$ 200.00

$ 123.26

$ 3.56


$ 5.78



$ 200.00

$ 44.38

$ 1.32


$ 5.95



$ 200.00

$ 99.86

$ 1.42


$ 2.84



$ 200.00

$ 144.08

$ -


$ -



$ 200.00

$ 91.36

$ 2.33


$ 5.11



$ 250.00

$ 90.26

$ 3.00


$ 8.31



$ 250.00

$ 87.58

$ 2.20


$ 6.28

$ 1,700.00


$ 37.82

Your monthly $50 outlay to each stock will purchase an additional $9.11 in annual income. With that in mind, what will this portfolio look like in 10 years? First, some assumptions. Let's assume earnings will increase by 8% annually due to buybacks, increase in business earnings, and the loss of one time impairments. Next, we will assume that PE Ratio compression will take 2% annually off the portfolio as ratios return to their normal level. This means our shares will return 6% annually.

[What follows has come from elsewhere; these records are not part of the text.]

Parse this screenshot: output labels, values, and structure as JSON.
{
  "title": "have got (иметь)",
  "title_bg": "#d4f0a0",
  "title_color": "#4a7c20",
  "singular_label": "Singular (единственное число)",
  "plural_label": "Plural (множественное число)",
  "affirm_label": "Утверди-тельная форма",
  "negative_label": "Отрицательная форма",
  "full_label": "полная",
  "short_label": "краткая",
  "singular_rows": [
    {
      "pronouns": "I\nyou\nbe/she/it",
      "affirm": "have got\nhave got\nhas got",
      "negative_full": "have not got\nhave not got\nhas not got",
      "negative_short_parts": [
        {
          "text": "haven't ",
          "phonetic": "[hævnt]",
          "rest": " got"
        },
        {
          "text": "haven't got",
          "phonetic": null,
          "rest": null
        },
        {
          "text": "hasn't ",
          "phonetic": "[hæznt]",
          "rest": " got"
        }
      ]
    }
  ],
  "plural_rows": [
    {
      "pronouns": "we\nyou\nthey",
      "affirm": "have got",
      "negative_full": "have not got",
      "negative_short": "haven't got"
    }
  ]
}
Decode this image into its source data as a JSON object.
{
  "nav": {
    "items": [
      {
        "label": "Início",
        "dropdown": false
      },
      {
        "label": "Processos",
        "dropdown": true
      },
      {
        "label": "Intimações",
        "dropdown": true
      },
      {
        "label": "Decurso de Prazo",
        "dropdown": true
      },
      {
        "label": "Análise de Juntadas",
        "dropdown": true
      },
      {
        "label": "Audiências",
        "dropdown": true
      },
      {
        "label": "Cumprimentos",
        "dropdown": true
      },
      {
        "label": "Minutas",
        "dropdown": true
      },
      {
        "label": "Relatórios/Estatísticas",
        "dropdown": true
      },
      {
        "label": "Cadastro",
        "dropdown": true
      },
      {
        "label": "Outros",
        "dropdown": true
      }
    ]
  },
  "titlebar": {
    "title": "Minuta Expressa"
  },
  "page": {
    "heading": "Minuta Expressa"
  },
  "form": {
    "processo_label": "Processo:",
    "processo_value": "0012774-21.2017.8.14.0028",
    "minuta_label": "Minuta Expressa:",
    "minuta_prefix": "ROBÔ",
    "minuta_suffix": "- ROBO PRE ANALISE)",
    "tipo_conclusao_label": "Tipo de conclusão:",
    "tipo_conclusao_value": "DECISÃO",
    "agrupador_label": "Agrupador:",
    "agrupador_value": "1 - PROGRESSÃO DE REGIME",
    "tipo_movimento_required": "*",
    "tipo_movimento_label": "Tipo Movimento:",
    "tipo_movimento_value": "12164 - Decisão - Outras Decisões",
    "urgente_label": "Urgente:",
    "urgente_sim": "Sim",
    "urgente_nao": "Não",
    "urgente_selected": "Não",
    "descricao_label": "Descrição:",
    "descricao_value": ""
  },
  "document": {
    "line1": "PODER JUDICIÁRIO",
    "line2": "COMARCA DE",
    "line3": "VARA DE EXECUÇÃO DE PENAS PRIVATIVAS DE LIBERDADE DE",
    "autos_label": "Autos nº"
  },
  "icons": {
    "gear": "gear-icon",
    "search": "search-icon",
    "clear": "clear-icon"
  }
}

Third, we will assume that all purchases throughout the year are made at the same price for simplicity's sake. Fourth, we will be conservative and assume a 5% dividend growth rate. Last, every dividend will be taken as cash so as to seed other investment ventures.



Dividend Payout


Total Value

Total Annual Dividends



$ 116.96

$ 1.89


$ 5,630.49

$ 90.96



$ 220.74

$ 5.80


$ 5,630.49

$ 135.40



$ 79.48

$ 2.15


$ 5,630.49

$ 139.44



$ 178.83

$ 2.31


$ 5,630.49

$ 66.66



$ 258.03

$ -


$ 5,630.49

$ -



$ 163.61

$ 3.80


$ 5,630.49

$ 119.66



$ 161.64

$ 4.89


$ 5,720.03

$ 158.52



$ 156.84

$ 3.58


$ 5,720.03

$ 156.70


$ 45,221.15

$ 830.41

At the end of the period, you will now have accumulated over $45,000 in stock with outlays of only $33,750 and have collected $2,000 in dividends. The portfolio will also be generating $830.41 in annual income that can be deployed into other opportunities. Dividends could be sent into high-yielding shares of AT&T, which would instantly add over $40 in annual income and would add diversification. With a collection of relatively small monthly contributions, you have just created a rock solid portfolio that will serve as a bulwark in good markets and bad markets. Here, the power of systematic purchases in inventorying your wealth stands out.


Obviously there are drawbacks with both this analysis and this investing approach. First off, the real world accumulation of shares and income will not proceed as smoothly as depicted. Earnings will crash and rise, as will stock prices over time. Dividends could be decreased, but the companies chosen were done so to lower the probability of a cut. Fees could also be increased, which would affect total return.

The stock sectors represented in the portfolio also leave something to be desired. Consumer stocks are vastly overrepresented, which is due to the nature of the stocks offered through these platforms. Industrials, tobacco, healthcare, telecommunications and REITs are also woefully underrepresented. Opportunities exist to invest in all of these through automatic purchases, but the fees for these stocks were prohibitive for this approach. You would be much better off diversifying by buying larger chunks at a brokerage every few months instead of looking at systematic purchases for them. Also, you could explore utilizing Robinhood for diversification as you can buy stocks in any company, however, they do not allow automatic purchases. This would take away the automatic set it and forget it approach that is a key portion of this strategy.

Lastly, the stocks presented here are not necessarily good or bad stocks to invest in, nor am I recommending that you invest in them. You will have to do your research to determine which stocks would best fit your goals. There are also other stocks that easily could have been selected including Realty Income, Dr. Pepper, Nike, Unilever, Phillips66 and McCormick, just to name a few. The ones selected are simply presented as examples of how to store and grow your wealth using the power of systematic purchases. Time, patience and discipline can all help to grow your portfolio with both minimal efforts and minimal funds.

Disclosure: I am/we are long KO,AXP,MCD,PG,XOM,HSY.

I wrote this article myself, and it expresses my own opinions. I am not receiving compensation for it (other than from Seeking Alpha). I have no business relationship with any company whose stock is mentioned in this article.

Additional disclosure: Update - I updated this article as it included P&G as a firm for this strategy. P&G has since switched to Wells Fargo and no longer low fee, therefore, I replaced it with Union Pacific.